Data records for software interfaces

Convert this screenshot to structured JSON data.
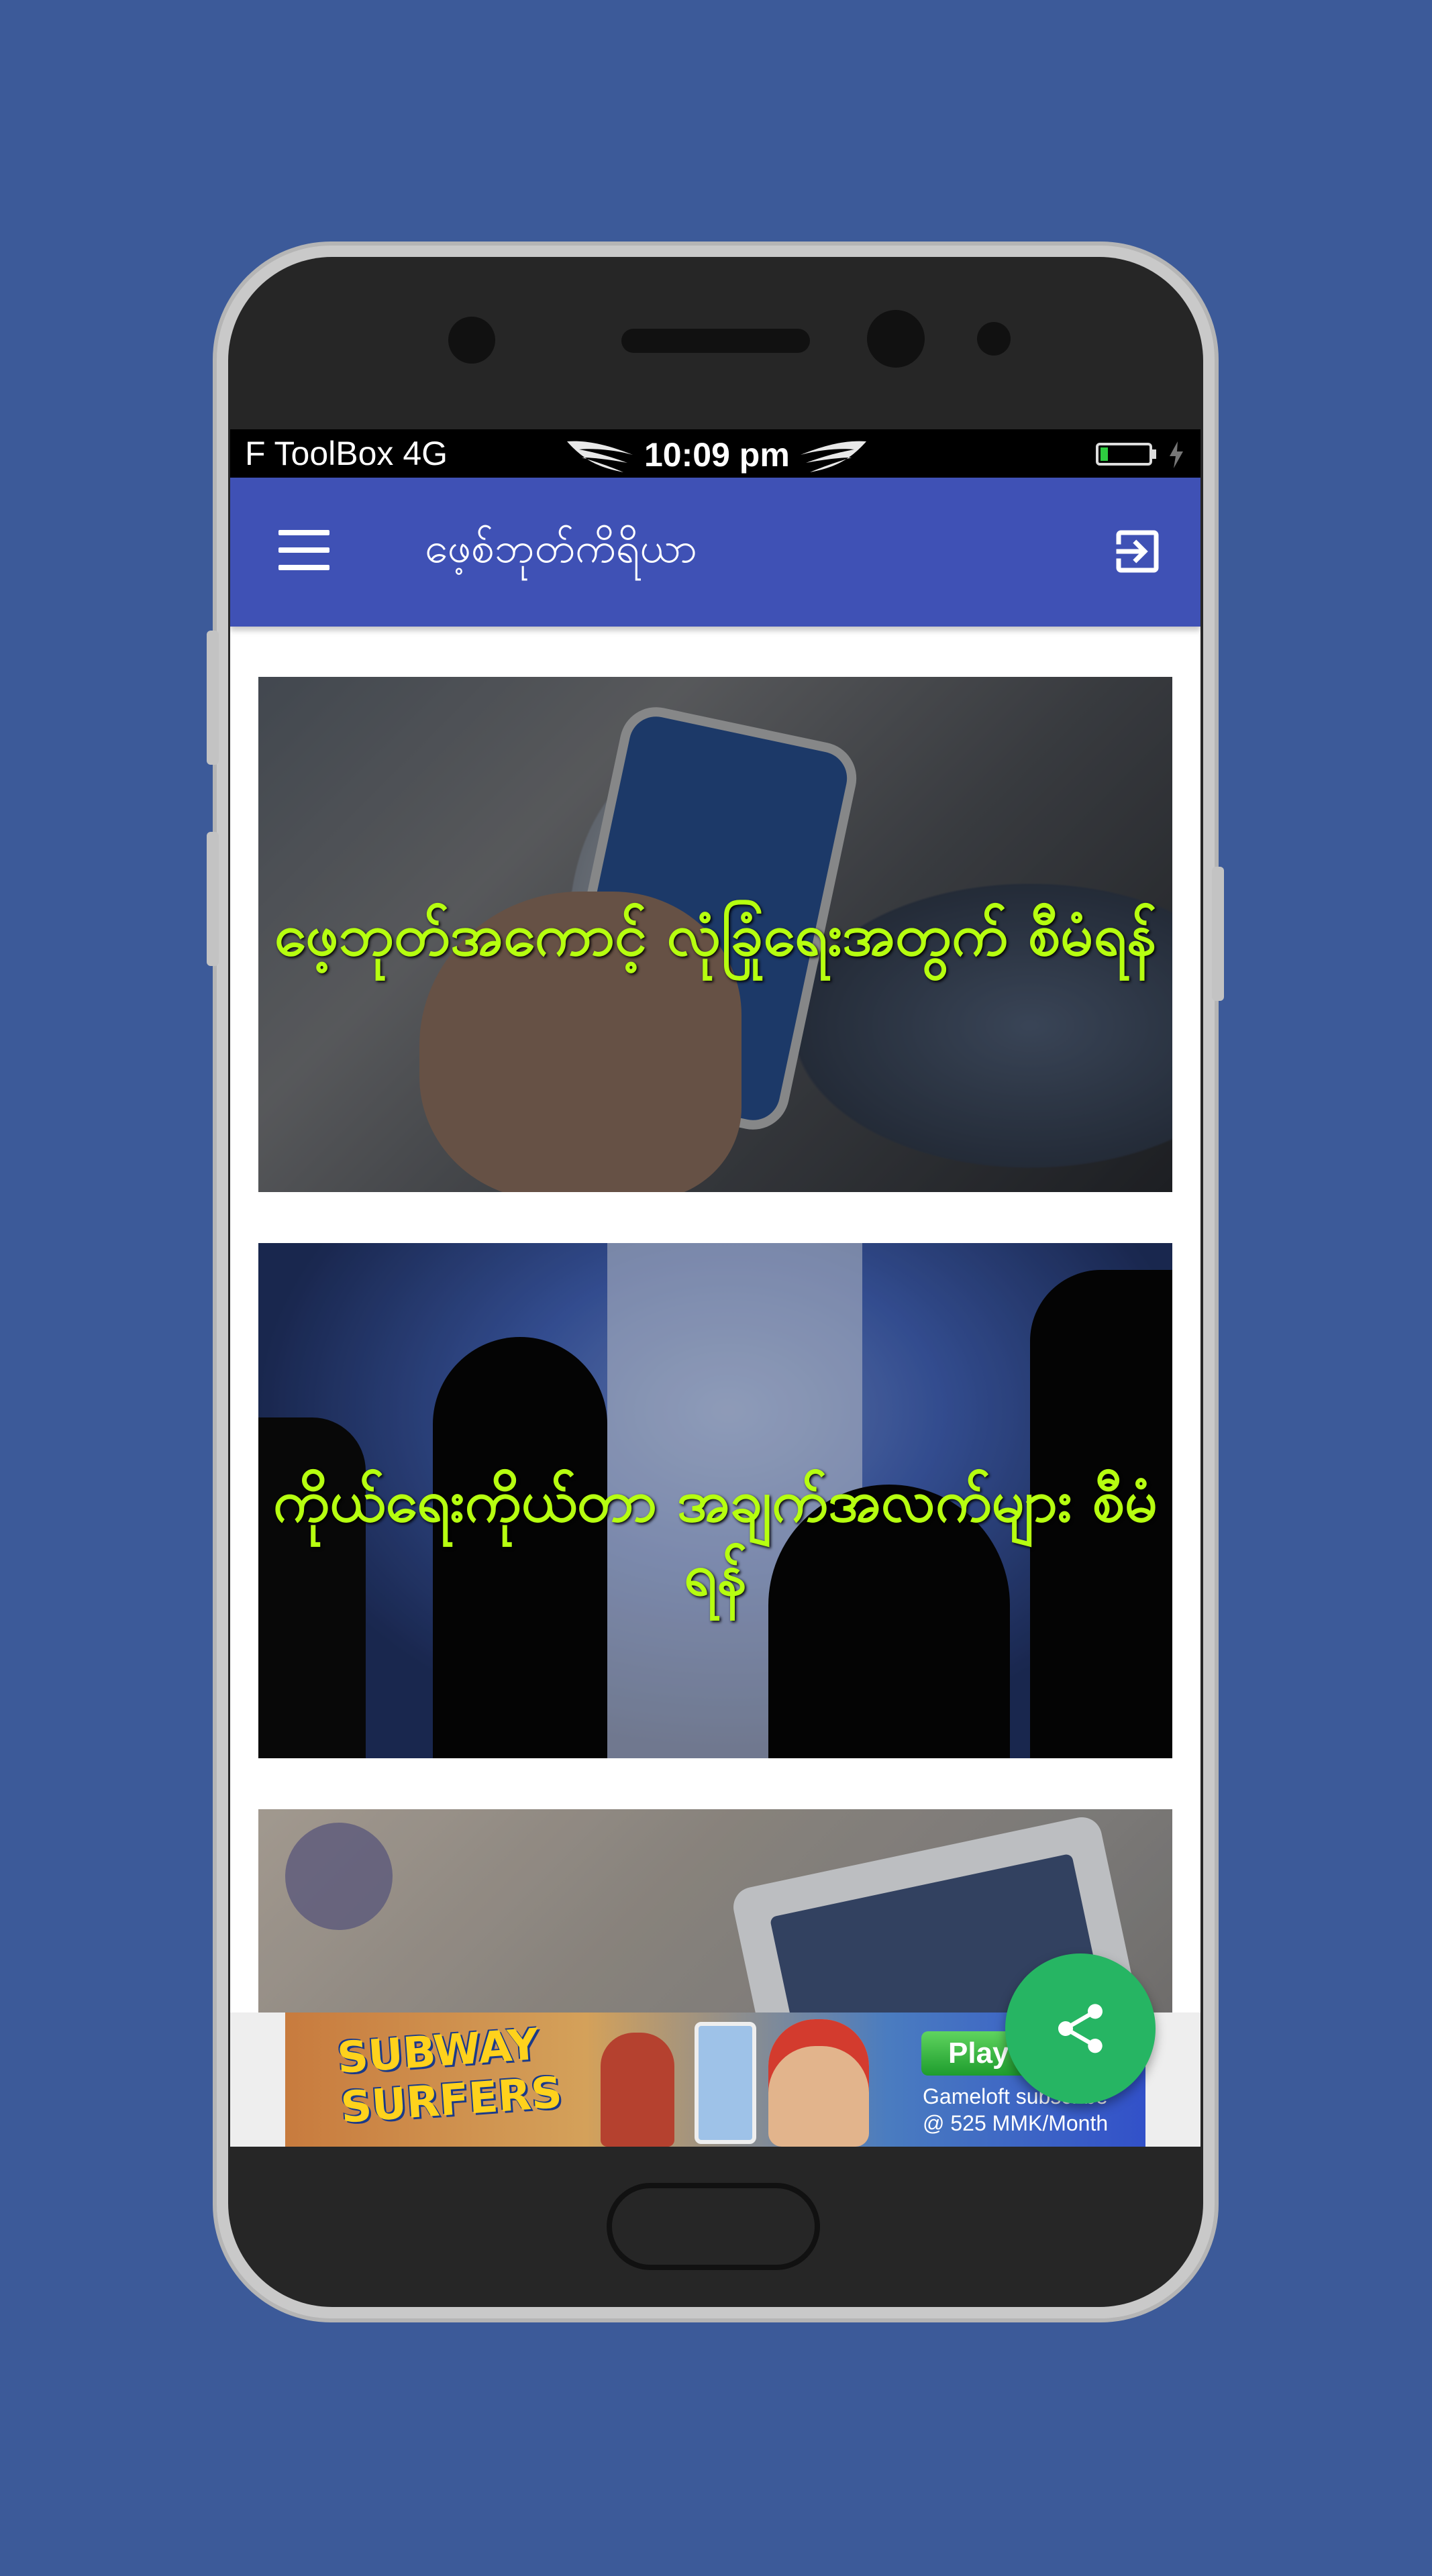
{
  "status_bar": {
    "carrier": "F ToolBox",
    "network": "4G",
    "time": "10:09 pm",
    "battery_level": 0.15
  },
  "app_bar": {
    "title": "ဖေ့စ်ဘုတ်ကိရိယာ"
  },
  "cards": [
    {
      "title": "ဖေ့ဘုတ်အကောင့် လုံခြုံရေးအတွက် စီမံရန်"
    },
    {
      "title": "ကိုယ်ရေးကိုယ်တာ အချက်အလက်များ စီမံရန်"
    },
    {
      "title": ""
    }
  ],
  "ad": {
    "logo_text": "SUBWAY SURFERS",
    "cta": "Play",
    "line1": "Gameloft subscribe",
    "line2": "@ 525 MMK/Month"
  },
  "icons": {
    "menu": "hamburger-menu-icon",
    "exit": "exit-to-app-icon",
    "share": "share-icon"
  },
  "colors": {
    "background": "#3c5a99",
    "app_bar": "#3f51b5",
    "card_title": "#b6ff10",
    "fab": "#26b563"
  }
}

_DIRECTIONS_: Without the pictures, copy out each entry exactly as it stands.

_ANSWER_:
Convert this screenshot to structured JSON data.
{
  "status_bar": {
    "carrier": "F ToolBox",
    "network": "4G",
    "time": "10:09 pm",
    "battery_level": 0.15
  },
  "app_bar": {
    "title": "ဖေ့စ်ဘုတ်ကိရိယာ"
  },
  "cards": [
    {
      "title": "ဖေ့ဘုတ်အကောင့် လုံခြုံရေးအတွက် စီမံရန်"
    },
    {
      "title": "ကိုယ်ရေးကိုယ်တာ အချက်အလက်များ စီမံရန်"
    },
    {
      "title": ""
    }
  ],
  "ad": {
    "logo_text": "SUBWAY SURFERS",
    "cta": "Play",
    "line1": "Gameloft subscribe",
    "line2": "@ 525 MMK/Month"
  },
  "icons": {
    "menu": "hamburger-menu-icon",
    "exit": "exit-to-app-icon",
    "share": "share-icon"
  },
  "colors": {
    "background": "#3c5a99",
    "app_bar": "#3f51b5",
    "card_title": "#b6ff10",
    "fab": "#26b563"
  }
}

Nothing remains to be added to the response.